• **What is being asked**
Images aside, return all the entries exactly.

START Task input

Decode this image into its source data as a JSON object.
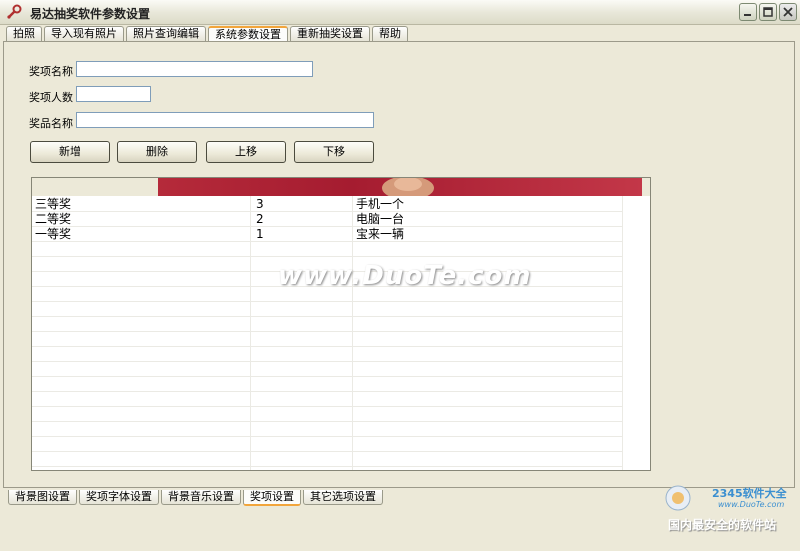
{
  "window": {
    "title": "易达抽奖软件参数设置"
  },
  "top_tabs": [
    {
      "label": "拍照"
    },
    {
      "label": "导入现有照片"
    },
    {
      "label": "照片查询编辑"
    },
    {
      "label": "系统参数设置",
      "active": true
    },
    {
      "label": "重新抽奖设置"
    },
    {
      "label": "帮助"
    }
  ],
  "form": {
    "prize_name_label": "奖项名称",
    "prize_name_value": "",
    "prize_count_label": "奖项人数",
    "prize_count_value": "",
    "gift_name_label": "奖品名称",
    "gift_name_value": ""
  },
  "buttons": {
    "add": "新增",
    "delete": "删除",
    "up": "上移",
    "down": "下移"
  },
  "grid": {
    "rows": [
      {
        "name": "三等奖",
        "count": "3",
        "gift": "手机一个"
      },
      {
        "name": "二等奖",
        "count": "2",
        "gift": "电脑一台"
      },
      {
        "name": "一等奖",
        "count": "1",
        "gift": "宝来一辆"
      }
    ]
  },
  "watermark": "www.DuoTe.com",
  "bottom_tabs": [
    {
      "label": "背景图设置"
    },
    {
      "label": "奖项字体设置"
    },
    {
      "label": "背景音乐设置"
    },
    {
      "label": "奖项设置",
      "active": true
    },
    {
      "label": "其它选项设置"
    }
  ],
  "branding": {
    "name": "2345软件大全",
    "url": "www.DuoTe.com",
    "slogan": "国内最安全的软件站"
  },
  "colors": {
    "accent_tab": "#f2a53b",
    "header_image": "#b52a3a",
    "brand": "#3b8fd0"
  }
}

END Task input

• **Task result**
Decode this image into its source data as a JSON object.
{
  "window": {
    "title": "易达抽奖软件参数设置"
  },
  "top_tabs": [
    {
      "label": "拍照"
    },
    {
      "label": "导入现有照片"
    },
    {
      "label": "照片查询编辑"
    },
    {
      "label": "系统参数设置",
      "active": true
    },
    {
      "label": "重新抽奖设置"
    },
    {
      "label": "帮助"
    }
  ],
  "form": {
    "prize_name_label": "奖项名称",
    "prize_name_value": "",
    "prize_count_label": "奖项人数",
    "prize_count_value": "",
    "gift_name_label": "奖品名称",
    "gift_name_value": ""
  },
  "buttons": {
    "add": "新增",
    "delete": "删除",
    "up": "上移",
    "down": "下移"
  },
  "grid": {
    "rows": [
      {
        "name": "三等奖",
        "count": "3",
        "gift": "手机一个"
      },
      {
        "name": "二等奖",
        "count": "2",
        "gift": "电脑一台"
      },
      {
        "name": "一等奖",
        "count": "1",
        "gift": "宝来一辆"
      }
    ]
  },
  "watermark": "www.DuoTe.com",
  "bottom_tabs": [
    {
      "label": "背景图设置"
    },
    {
      "label": "奖项字体设置"
    },
    {
      "label": "背景音乐设置"
    },
    {
      "label": "奖项设置",
      "active": true
    },
    {
      "label": "其它选项设置"
    }
  ],
  "branding": {
    "name": "2345软件大全",
    "url": "www.DuoTe.com",
    "slogan": "国内最安全的软件站"
  },
  "colors": {
    "accent_tab": "#f2a53b",
    "header_image": "#b52a3a",
    "brand": "#3b8fd0"
  }
}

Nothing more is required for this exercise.